Action item. Repeat the data. Keep each line identical.

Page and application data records

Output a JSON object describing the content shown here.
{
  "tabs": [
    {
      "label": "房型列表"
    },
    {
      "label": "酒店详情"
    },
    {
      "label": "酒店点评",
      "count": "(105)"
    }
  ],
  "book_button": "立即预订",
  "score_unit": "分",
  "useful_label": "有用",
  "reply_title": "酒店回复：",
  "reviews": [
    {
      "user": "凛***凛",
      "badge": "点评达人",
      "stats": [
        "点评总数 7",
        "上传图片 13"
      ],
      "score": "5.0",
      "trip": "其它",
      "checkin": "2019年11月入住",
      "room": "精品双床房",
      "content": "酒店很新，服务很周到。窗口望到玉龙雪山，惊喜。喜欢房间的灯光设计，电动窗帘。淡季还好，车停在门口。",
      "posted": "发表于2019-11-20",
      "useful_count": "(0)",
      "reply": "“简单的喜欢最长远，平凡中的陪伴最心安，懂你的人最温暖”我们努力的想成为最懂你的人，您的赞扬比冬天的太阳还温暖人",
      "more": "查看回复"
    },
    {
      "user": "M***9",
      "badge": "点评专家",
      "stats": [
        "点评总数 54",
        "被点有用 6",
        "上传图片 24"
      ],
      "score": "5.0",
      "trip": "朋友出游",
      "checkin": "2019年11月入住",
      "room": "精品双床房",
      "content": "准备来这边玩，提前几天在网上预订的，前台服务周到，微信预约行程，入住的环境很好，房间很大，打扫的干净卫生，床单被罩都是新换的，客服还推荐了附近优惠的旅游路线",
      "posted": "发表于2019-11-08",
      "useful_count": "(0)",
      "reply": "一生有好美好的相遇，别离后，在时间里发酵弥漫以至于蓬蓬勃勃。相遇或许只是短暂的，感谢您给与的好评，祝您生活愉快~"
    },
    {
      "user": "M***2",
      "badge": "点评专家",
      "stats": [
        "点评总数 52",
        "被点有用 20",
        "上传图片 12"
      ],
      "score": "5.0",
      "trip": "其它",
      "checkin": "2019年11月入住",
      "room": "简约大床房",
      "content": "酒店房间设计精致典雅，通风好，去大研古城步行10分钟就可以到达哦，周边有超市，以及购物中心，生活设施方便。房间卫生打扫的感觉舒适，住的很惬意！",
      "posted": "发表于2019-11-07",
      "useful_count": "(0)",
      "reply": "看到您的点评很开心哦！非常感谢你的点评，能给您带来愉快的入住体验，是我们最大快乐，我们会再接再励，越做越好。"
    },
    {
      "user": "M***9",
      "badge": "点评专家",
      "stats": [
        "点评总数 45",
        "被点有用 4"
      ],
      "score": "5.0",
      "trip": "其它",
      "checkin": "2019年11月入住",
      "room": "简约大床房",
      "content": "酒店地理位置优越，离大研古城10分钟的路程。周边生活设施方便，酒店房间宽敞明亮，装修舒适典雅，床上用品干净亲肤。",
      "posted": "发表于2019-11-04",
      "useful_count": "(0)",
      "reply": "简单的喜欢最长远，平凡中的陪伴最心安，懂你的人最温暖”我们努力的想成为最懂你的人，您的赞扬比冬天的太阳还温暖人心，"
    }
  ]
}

Written solution.
Output a JSON object describing the content shown here.
{
  "tabs": [
    {
      "label": "房型列表"
    },
    {
      "label": "酒店详情"
    },
    {
      "label": "酒店点评",
      "count": "(105)"
    }
  ],
  "book_button": "立即预订",
  "score_unit": "分",
  "useful_label": "有用",
  "reply_title": "酒店回复：",
  "reviews": [
    {
      "user": "凛***凛",
      "badge": "点评达人",
      "stats": [
        "点评总数 7",
        "上传图片 13"
      ],
      "score": "5.0",
      "trip": "其它",
      "checkin": "2019年11月入住",
      "room": "精品双床房",
      "content": "酒店很新，服务很周到。窗口望到玉龙雪山，惊喜。喜欢房间的灯光设计，电动窗帘。淡季还好，车停在门口。",
      "posted": "发表于2019-11-20",
      "useful_count": "(0)",
      "reply": "“简单的喜欢最长远，平凡中的陪伴最心安，懂你的人最温暖”我们努力的想成为最懂你的人，您的赞扬比冬天的太阳还温暖人",
      "more": "查看回复"
    },
    {
      "user": "M***9",
      "badge": "点评专家",
      "stats": [
        "点评总数 54",
        "被点有用 6",
        "上传图片 24"
      ],
      "score": "5.0",
      "trip": "朋友出游",
      "checkin": "2019年11月入住",
      "room": "精品双床房",
      "content": "准备来这边玩，提前几天在网上预订的，前台服务周到，微信预约行程，入住的环境很好，房间很大，打扫的干净卫生，床单被罩都是新换的，客服还推荐了附近优惠的旅游路线",
      "posted": "发表于2019-11-08",
      "useful_count": "(0)",
      "reply": "一生有好美好的相遇，别离后，在时间里发酵弥漫以至于蓬蓬勃勃。相遇或许只是短暂的，感谢您给与的好评，祝您生活愉快~"
    },
    {
      "user": "M***2",
      "badge": "点评专家",
      "stats": [
        "点评总数 52",
        "被点有用 20",
        "上传图片 12"
      ],
      "score": "5.0",
      "trip": "其它",
      "checkin": "2019年11月入住",
      "room": "简约大床房",
      "content": "酒店房间设计精致典雅，通风好，去大研古城步行10分钟就可以到达哦，周边有超市，以及购物中心，生活设施方便。房间卫生打扫的感觉舒适，住的很惬意！",
      "posted": "发表于2019-11-07",
      "useful_count": "(0)",
      "reply": "看到您的点评很开心哦！非常感谢你的点评，能给您带来愉快的入住体验，是我们最大快乐，我们会再接再励，越做越好。"
    },
    {
      "user": "M***9",
      "badge": "点评专家",
      "stats": [
        "点评总数 45",
        "被点有用 4"
      ],
      "score": "5.0",
      "trip": "其它",
      "checkin": "2019年11月入住",
      "room": "简约大床房",
      "content": "酒店地理位置优越，离大研古城10分钟的路程。周边生活设施方便，酒店房间宽敞明亮，装修舒适典雅，床上用品干净亲肤。",
      "posted": "发表于2019-11-04",
      "useful_count": "(0)",
      "reply": "简单的喜欢最长远，平凡中的陪伴最心安，懂你的人最温暖”我们努力的想成为最懂你的人，您的赞扬比冬天的太阳还温暖人心，"
    }
  ]
}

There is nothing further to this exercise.